Bob Dylan's career has been full of unpredictable left turns that have left fans confused, enthralled, enraged – sometimes all at once. At the 1965 Newport Folk Festival – accompanied by a pickup band featuring Mike Bloomfield and Al Kooper – he performed his first electric set, upsetting his folk base. His 1970 album Self Portrait is full of jazzy crooning and head-scratching covers. In 1978, his self-directed, four-hour film Renaldo and Clara was released, combining concert footage with surreal, often tedious dramatic scenes. Dylan seemed to thrive on testing the patience of his fans.

Keep reading... Show less
9
TV

Inane Political Discourse, or, Alan Partridge's Parody Politics

Publicity photo of Steve Coogan courtesy of Sky Consumer Comms

That the political class now finds itself relegated to accidental Alan Partridge territory along the with rest of the twits and twats that comprise English popular culture is meaningful, to say the least.

"I evolve, I don't…revolve."
-- Alan Partridge

Alan Partridge began as a gleeful media parody in the early '90s but thanks to Brexit he has evolved into a political one.
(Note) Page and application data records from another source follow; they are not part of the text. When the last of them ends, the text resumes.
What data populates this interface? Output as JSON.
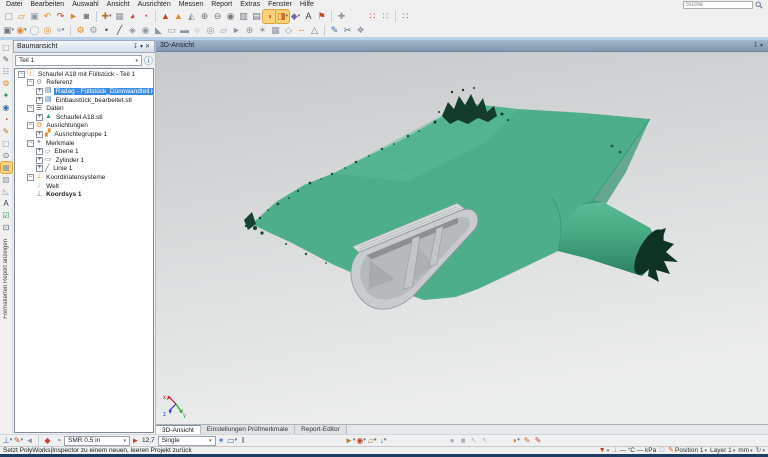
{
  "menu": {
    "items": [
      "Datei",
      "Bearbeiten",
      "Auswahl",
      "Ansicht",
      "Ausrichten",
      "Messen",
      "Report",
      "Extras",
      "Fenster",
      "Hilfe"
    ],
    "search_placeholder": "Suche"
  },
  "toolbar_row1": [
    {
      "name": "new-project",
      "g": "▢",
      "c": "#8d97a3"
    },
    {
      "name": "open-project",
      "g": "▱",
      "c": "#e08a28"
    },
    {
      "name": "save-project",
      "g": "▣",
      "c": "#8d97a3"
    },
    {
      "name": "undo",
      "g": "↶",
      "c": "#e08a28"
    },
    {
      "name": "redo",
      "g": "↷",
      "c": "#c2452c"
    },
    {
      "name": "share",
      "g": "►",
      "c": "#e08a28"
    },
    {
      "name": "snapshot",
      "g": "◙",
      "c": "#6e7681"
    },
    {
      "sep": true
    },
    {
      "name": "selection-tool",
      "g": "✚",
      "c": "#b8742c",
      "dd": true
    },
    {
      "name": "scene-view",
      "g": "▦",
      "c": "#8d97a3"
    },
    {
      "name": "probe-device-1",
      "g": "◕",
      "c": "#c2452c"
    },
    {
      "name": "probe-device-2",
      "g": "◔",
      "c": "#c2452c"
    },
    {
      "sep": true
    },
    {
      "name": "align-tool-1",
      "g": "▲",
      "c": "#c2452c"
    },
    {
      "name": "align-tool-2",
      "g": "▲",
      "c": "#e08a28"
    },
    {
      "name": "align-tool-3",
      "g": "◭",
      "c": "#8d97a3"
    },
    {
      "name": "zoom-in",
      "g": "⊕",
      "c": "#6e7681"
    },
    {
      "name": "zoom-out",
      "g": "⊖",
      "c": "#6e7681"
    },
    {
      "name": "eye-view",
      "g": "◉",
      "c": "#6e7681"
    },
    {
      "name": "window-split-1",
      "g": "▥",
      "c": "#6e7681"
    },
    {
      "name": "window-split-2",
      "g": "▤",
      "c": "#6e7681"
    },
    {
      "name": "flip-normals",
      "g": "◑",
      "c": "#d2691e",
      "hl": true
    },
    {
      "name": "orient-view",
      "g": "◨",
      "c": "#d2691e",
      "hl": true,
      "dd": true
    },
    {
      "name": "annotation",
      "g": "◆",
      "c": "#7b68a8",
      "dd": true
    },
    {
      "name": "text-label",
      "g": "A",
      "c": "#3c4650"
    },
    {
      "name": "flag-note",
      "g": "⚑",
      "c": "#c2452c"
    },
    {
      "sep": true
    },
    {
      "name": "small-crosshair",
      "g": "✚",
      "c": "#8d97a3"
    },
    {
      "gap": true
    },
    {
      "name": "cluster-objects-1",
      "g": "∷",
      "c": "#c2452c"
    },
    {
      "name": "cluster-objects-2",
      "g": "∷",
      "c": "#d2691e"
    },
    {
      "sep": true
    },
    {
      "name": "cluster-objects-3",
      "g": "∷",
      "c": "#c2452c"
    }
  ],
  "toolbar_row2": [
    {
      "name": "tree-display",
      "g": "▣",
      "c": "#6e7681",
      "dd": true
    },
    {
      "name": "control-reviewer",
      "g": "◉",
      "c": "#e08a28",
      "dd": true
    },
    {
      "name": "circle-tool",
      "g": "◯",
      "c": "#b0b5bb"
    },
    {
      "name": "gauge-tool",
      "g": "◎",
      "c": "#e08a28"
    },
    {
      "name": "curve-graph",
      "g": "≈",
      "c": "#8d97a3",
      "dd": true
    },
    {
      "sep": true
    },
    {
      "name": "feature-gear-orange",
      "g": "⚙",
      "c": "#e08a28"
    },
    {
      "name": "feature-gear-gray",
      "g": "⚙",
      "c": "#8d97a3"
    },
    {
      "name": "feature-point",
      "g": "•",
      "c": "#3c4650"
    },
    {
      "name": "feature-line",
      "g": "╱",
      "c": "#3c4650"
    },
    {
      "name": "feature-plane",
      "g": "◈",
      "c": "#8d97a3"
    },
    {
      "name": "feature-circle",
      "g": "◉",
      "c": "#8d97a3"
    },
    {
      "name": "feature-cone",
      "g": "◣",
      "c": "#8d97a3"
    },
    {
      "name": "feature-cylinder",
      "g": "▭",
      "c": "#8d97a3"
    },
    {
      "name": "feature-slab",
      "g": "▬",
      "c": "#8d97a3"
    },
    {
      "name": "feature-ellipse",
      "g": "○",
      "c": "#8d97a3"
    },
    {
      "name": "feature-torus",
      "g": "◎",
      "c": "#8d97a3"
    },
    {
      "name": "feature-slot",
      "g": "▱",
      "c": "#8d97a3"
    },
    {
      "name": "feature-arrow",
      "g": "►",
      "c": "#8d97a3"
    },
    {
      "name": "feature-sphere",
      "g": "⊕",
      "c": "#8d97a3"
    },
    {
      "name": "feature-surface",
      "g": "✶",
      "c": "#8d97a3"
    },
    {
      "name": "feature-patch",
      "g": "▦",
      "c": "#8d97a3"
    },
    {
      "name": "feature-polygon",
      "g": "◇",
      "c": "#8d97a3"
    },
    {
      "name": "feature-distance",
      "g": "--",
      "c": "#e08a28"
    },
    {
      "name": "feature-angle",
      "g": "△",
      "c": "#6e7681"
    },
    {
      "sep": true
    },
    {
      "name": "probe-compile",
      "g": "✎",
      "c": "#3a6fb0"
    },
    {
      "name": "probe-trim",
      "g": "✂",
      "c": "#5a6470"
    },
    {
      "name": "probe-group",
      "g": "❖",
      "c": "#8d97a3"
    }
  ],
  "left_strip": {
    "icons": [
      {
        "name": "sheet",
        "g": "▢",
        "c": "#8d97a3"
      },
      {
        "name": "pen-tool",
        "g": "✎",
        "c": "#5a6470"
      },
      {
        "name": "grid-list",
        "g": "☷",
        "c": "#8d97a3"
      },
      {
        "name": "gear-orange",
        "g": "⚙",
        "c": "#e08a28"
      },
      {
        "name": "star-green",
        "g": "✦",
        "c": "#2f8f5f"
      },
      {
        "name": "globe",
        "g": "◉",
        "c": "#3a6fb0"
      },
      {
        "name": "probe",
        "g": "◔",
        "c": "#c2452c"
      },
      {
        "name": "brush",
        "g": "✎",
        "c": "#b8742c"
      },
      {
        "name": "clamp",
        "g": "▢",
        "c": "#8d97a3"
      },
      {
        "name": "search-scene",
        "g": "⊙",
        "c": "#5a6470"
      },
      {
        "name": "table-view",
        "g": "▦",
        "c": "#8d97a3",
        "hl": true
      },
      {
        "name": "chart-view",
        "g": "▧",
        "c": "#8d97a3"
      },
      {
        "name": "wedge",
        "g": "◺",
        "c": "#8d97a3"
      },
      {
        "name": "letter-a",
        "g": "A",
        "c": "#3c4650"
      },
      {
        "name": "check-list",
        "g": "☑",
        "c": "#2f8f5f"
      },
      {
        "name": "camera",
        "g": "⊡",
        "c": "#5a6470"
      }
    ],
    "label": "Formatierten Report anzeigen"
  },
  "tree_panel": {
    "title": "Baumansicht",
    "part_selector": "Teil 1",
    "items": [
      {
        "label": "Schaufel A18 mit Füllstück - Teil 1",
        "level": 0,
        "icon": "info",
        "expander": "minus"
      },
      {
        "label": "Referenz",
        "level": 1,
        "icon": "reference",
        "expander": "minus"
      },
      {
        "label": "Radag - Füllstück_Dünnwandteil.log .stp",
        "level": 2,
        "icon": "cad-file",
        "expander": "plus",
        "selected": true
      },
      {
        "label": "Einbaustück_bearbeitet.stl",
        "level": 2,
        "icon": "cad-file",
        "expander": "plus"
      },
      {
        "label": "Daten",
        "level": 1,
        "icon": "data",
        "expander": "minus"
      },
      {
        "label": "Schaufel A18.stl",
        "level": 2,
        "icon": "mesh-file",
        "expander": "plus"
      },
      {
        "label": "Ausrichtungen",
        "level": 1,
        "icon": "alignments",
        "expander": "minus"
      },
      {
        "label": "Ausrichtegruppe 1",
        "level": 2,
        "icon": "alignment-group",
        "expander": "plus"
      },
      {
        "label": "Merkmale",
        "level": 1,
        "icon": "features",
        "expander": "minus"
      },
      {
        "label": "Ebene 1",
        "level": 2,
        "icon": "plane",
        "expander": "plus"
      },
      {
        "label": "Zylinder 1",
        "level": 2,
        "icon": "cylinder",
        "expander": "plus"
      },
      {
        "label": "Linie 1",
        "level": 2,
        "icon": "line",
        "expander": "plus"
      },
      {
        "label": "Koordinatensysteme",
        "level": 1,
        "icon": "coordsys",
        "expander": "minus"
      },
      {
        "label": "Welt",
        "level": 2,
        "icon": "world"
      },
      {
        "label": "Koordsys 1",
        "level": 2,
        "icon": "coordsys1",
        "bold": true
      }
    ],
    "tree_icons": {
      "info": {
        "g": "ⓘ",
        "c": "#e08a28"
      },
      "reference": {
        "g": "⚙",
        "c": "#8d97a3"
      },
      "cad-file": {
        "g": "▤",
        "c": "#3a6fb0"
      },
      "data": {
        "g": "☰",
        "c": "#5a6470"
      },
      "mesh-file": {
        "g": "▲",
        "c": "#2f9e6e"
      },
      "alignments": {
        "g": "⚙",
        "c": "#e08a28"
      },
      "alignment-group": {
        "g": "▞",
        "c": "#e08a28"
      },
      "features": {
        "g": "✦",
        "c": "#8d97a3"
      },
      "plane": {
        "g": "▱",
        "c": "#8d97a3"
      },
      "cylinder": {
        "g": "▭",
        "c": "#8d97a3"
      },
      "line": {
        "g": "╱",
        "c": "#5a6470"
      },
      "coordsys": {
        "g": "⊥",
        "c": "#e08a28"
      },
      "world": {
        "g": "⊥",
        "c": "#b0b5bb"
      },
      "coordsys1": {
        "g": "⊥",
        "c": "#3a6fb0"
      }
    }
  },
  "viewport": {
    "title": "3D-Ansicht",
    "axis_x": "x",
    "axis_y": "y",
    "axis_z": "z"
  },
  "tabs": [
    {
      "label": "3D-Ansicht",
      "active": true
    },
    {
      "label": "Einstellungen Prüfmerkmale",
      "active": false
    },
    {
      "label": "Report-Editor",
      "active": false
    }
  ],
  "bottom_toolbar": {
    "scan_size": "SMR 0.5 in",
    "point_size": "12,7",
    "view_mode": "Single",
    "left_icons": [
      {
        "name": "device-coordsys",
        "g": "⊥",
        "c": "#3a6fb0",
        "dd": true
      },
      {
        "name": "color-pen",
        "g": "✎",
        "c": "#c2452c",
        "dd": true
      },
      {
        "name": "eraser",
        "g": "◄",
        "c": "#8d97a3"
      },
      {
        "sep": true
      },
      {
        "name": "measure-flask",
        "g": "◆",
        "c": "#c2452c"
      },
      {
        "name": "timer-clock",
        "g": "◔",
        "c": "#5a6470"
      }
    ],
    "mid_icons": [
      {
        "name": "probe-person",
        "g": "✶",
        "c": "#3a6fb0"
      },
      {
        "name": "window-mode",
        "g": "▭",
        "c": "#3a6fb0",
        "dd": true
      },
      {
        "name": "pause-bars",
        "g": "‖",
        "c": "#6e7681"
      }
    ],
    "right_icons_1": [
      {
        "name": "paint-brush",
        "g": "►",
        "c": "#b8742c",
        "dd": true
      },
      {
        "name": "target-scan",
        "g": "◉",
        "c": "#c2452c",
        "dd": true
      },
      {
        "name": "folder-scan",
        "g": "▱",
        "c": "#b8742c",
        "dd": true
      },
      {
        "name": "pin-drop",
        "g": "↓",
        "c": "#5a6470",
        "dd": true
      }
    ],
    "right_icons_2": [
      {
        "name": "record",
        "g": "●",
        "c": "#a8aeb4"
      },
      {
        "name": "stop",
        "g": "■",
        "c": "#a8aeb4"
      },
      {
        "name": "undo-step",
        "g": "↖",
        "c": "#b8bdc2"
      },
      {
        "name": "undo-step-2",
        "g": "↖",
        "c": "#b8bdc2"
      }
    ],
    "right_icons_3": [
      {
        "name": "cursor-run",
        "g": "◗",
        "c": "#d2691e",
        "dd": true
      },
      {
        "name": "digitize-1",
        "g": "✎",
        "c": "#d2691e"
      },
      {
        "name": "digitize-2",
        "g": "✎",
        "c": "#c2452c"
      }
    ]
  },
  "status_bar": {
    "message": "Setzt PolyWorks|Inspector zu einem neuen, leeren Projekt zurück",
    "climate": "— °C  — kPa",
    "position": "Position 1",
    "layer": "Layer 1",
    "units": "mm"
  }
}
In print and online, the hopelessly awkward radio DJ from Norwich, England, is used as an emblem for incompetent leadership and code word for inane political discourse.

Keep reading... Show less

The show is called Crazy Ex-Girlfriend largely because it spends time dismantling the structure that finds it easier to write women off as "crazy" than to offer them help or understanding.

In the latest episode of Crazy Ex-Girlfriend, the CW networks' highly acclaimed musical drama, the shows protagonist, Rebecca Bunch (Rachel Bloom), is at an all time low. Within the course of five episodes she has been left at the altar, cruelly lashed out at her friends, abandoned a promising new relationship, walked out of her job, had her murky mental health history exposed, slept with her ex boyfriend's ill father, and been forced to retreat to her notoriously prickly mother's (Tovah Feldshuh) uncaring guardianship. It's to the show's credit that none of this feels remotely ridiculous or emotionally manipulative.

Keep reading... Show less
9

To be a migrant worker in America is to relearn the basic skills of living. Imagine doing that in your 60s and 70s, when you thought you'd be retired.


Nomadland: Surviving America in the Twenty-First Century

Publisher: W. W. Norton
Author: Jessica Bruder
Publication date: 2017-09
Amazon

There's been much hand-wringing over the state of the American economy in recent years. After the 2008 financial crisis upended middle-class families, we now live with regular media reports of recovery and growth -- as well as rising inequality and decreased social mobility. We ponder what kind of future we're creating for our children, while generally failing to consider who has already fallen between the gaps.

Keep reading... Show less
7

Gallagher's work often suffers unfairly beside famous husband's Raymond Carver. The Man from Kinvara should permanently remedy this.

Many years ago—it had to be 1989—my sister and I attended a poetry reading given by Tess Gallagher at California State University, Northridge's Little Playhouse. We were students, new to California and poetry. My sister had a paperback copy of Raymond Carver's Cathedral, which we'd both read with youthful admiration. We knew vaguely that he'd died, but didn't really understand the full force of his fame or talent until we unwittingly went to see his widow read.

Keep reading... Show less
8
Pop Ten
Mixed Media
PM Picks

© 1999-2017 Popmatters.com. All rights reserved.
Popmatters is wholly independently owned and operated.

rating-image